“[O]Our office receives a lot of email, both from individuals and from more organized email campaigns, and we don’t comment on that correspondence,” Throssell told VOA when asked about emails.
Last month, Reuters reported that Beijing had sent a letter to the UN human rights chief asking her not to publish the assessment of the human rights situation in Xinjiang out of “grave concern “that if published, it would further politicize human rights in China.
Human rights organizations
International human rights organizations such as Amnesty International and Human Rights Watch, as well as countries such as the United States, accuse China of human rights abuses against Uyghurs and other Turkic Muslims in Xinjiang. The charges include the mass arbitrary incarceration of Muslims in internment camps, forced labor, forced sterilization of women, and forced separation of school-aged children from their parents. Beijing has repeatedly denied accusations of “fabrication” by forces hostile to China.
After years of negotiations for “unfettered access” to the Uyghur region of Xinjiang, Bachelet finally traveled to China in May, including Xinjiang, where Beijing is accused of the mass incarceration of nearly 2 million. Uyghurs and other Turkish Muslim populations.
During her visit, international rights groups accused Bachelet of being soft on China and urged her to “publicly acknowledge the scale and gravity of the government’s human rights violations.” Chinese,” said Agnes Callamard, Secretary General of Amnesty International. website.
While in China, critics said, Bachelet referred to detention centers in Xinjiang as “vocational and educational training centers”, using China’s own terminology, and called on the Beijing government to review the measures. counter-terrorism. Bachelet also hailed China’s achievements in poverty reduction and health care. She has not publicly spoken out against widely reported accusations of human rights abuses faced by Uyghurs and other Turkish Muslims in Xinjiang since 2016, causing a social media storm.

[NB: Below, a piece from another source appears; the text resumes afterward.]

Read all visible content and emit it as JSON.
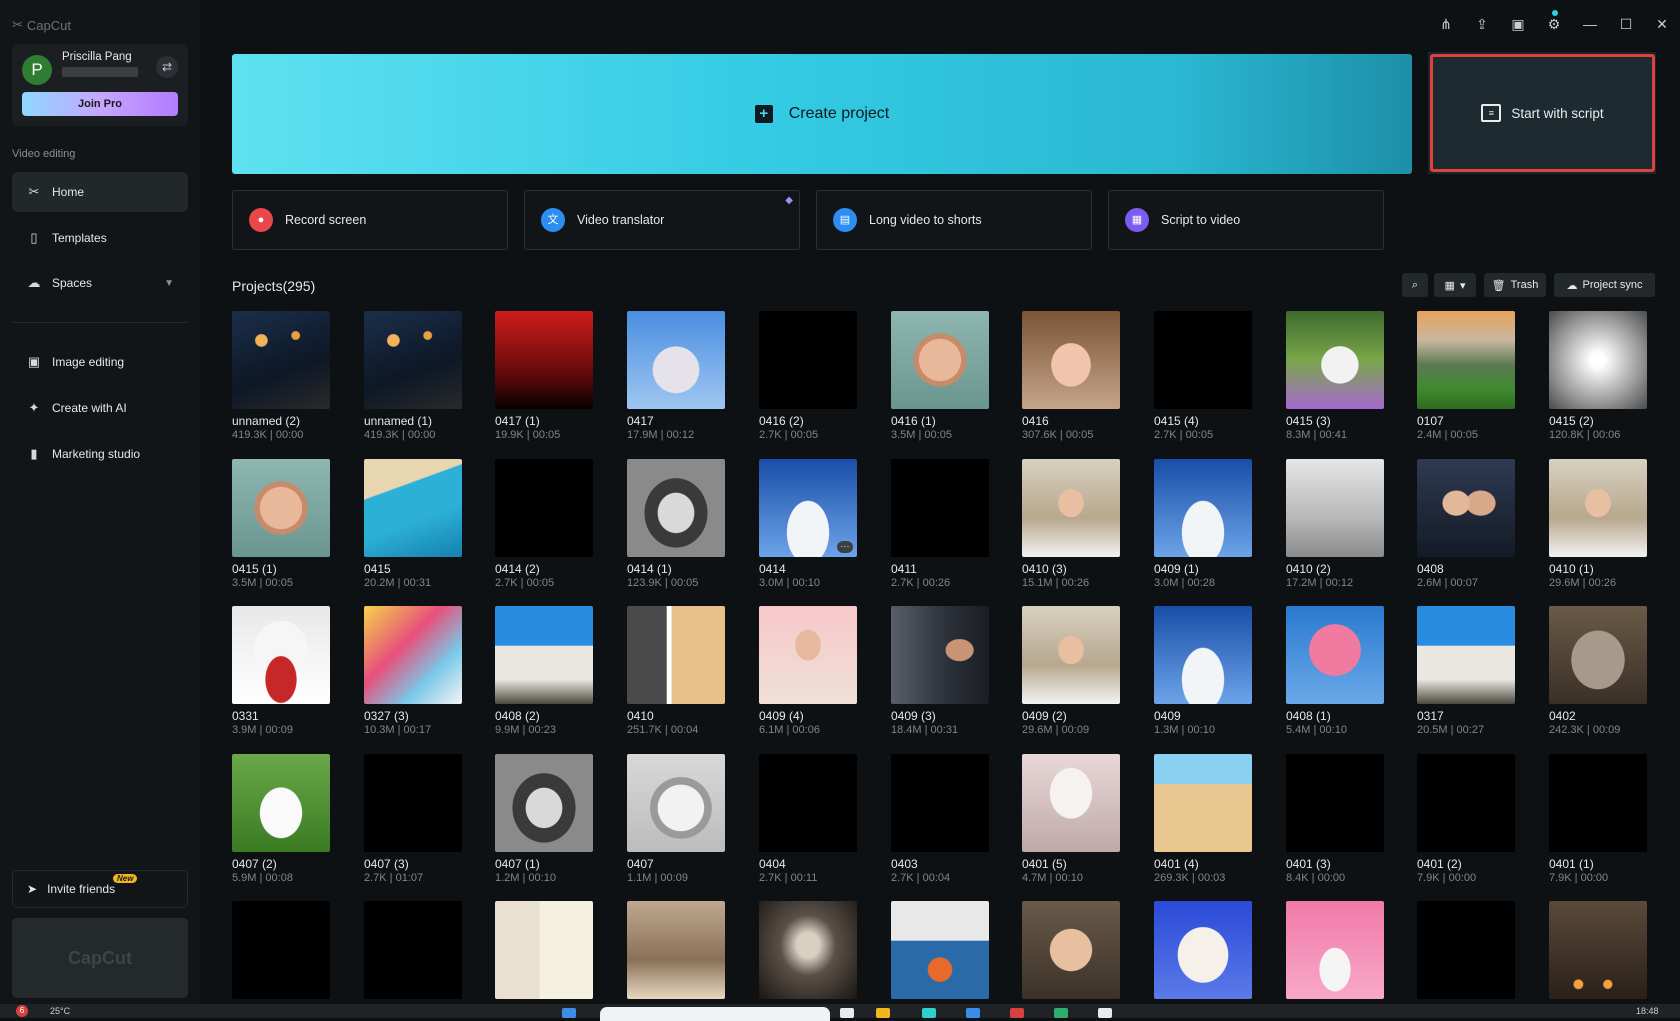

The US State Department has also raised concerns that Bachelet and his team’s visit to China has been restricted and manipulated by China.
“We are further troubled by reports that residents of Xinjiang have been warned not to complain or speak openly about conditions in the region, that no information has been provided on the fate of hundreds of missing Uyghurs and the conditions of detention of more than one million people,” according to a State Department press release.
Xinjiang Human Rights Assessment
According to Bachelet’s office, Beijing will have the opportunity to comment on the final UN human rights assessment on Xinjiang before it is released.
“As with all OHCHR reports, once finalized the report will be shared with authorities for factual comments before publication. The report should be updated with our interactions and observations from the visit,” Throssell wrote. to VOA in an email.
She said “access was limited” to VOA Bachelet and stressed that the trip was not intended to be an investigation into alleged rights abuses in Xinjiang.
Last Friday, Republican Senator Marco Rubio called on Bachelet to “immediately release” the report and “reject” pressure from the Chinese government.
“As you approach your departure as high commissioner on August 31, the report remains buried while CCP diplomats have reportedly conducted a wave of confidential lobbying to prevent its publication,” Rubio said in a statement on his site. Internet. “Don’t let the CCP further taint your tenure as commissioner by withholding the report one more minute.”
After her visit to China, Bachelet told reporters in June that she would release the report before stepping down at the end of her four-year term.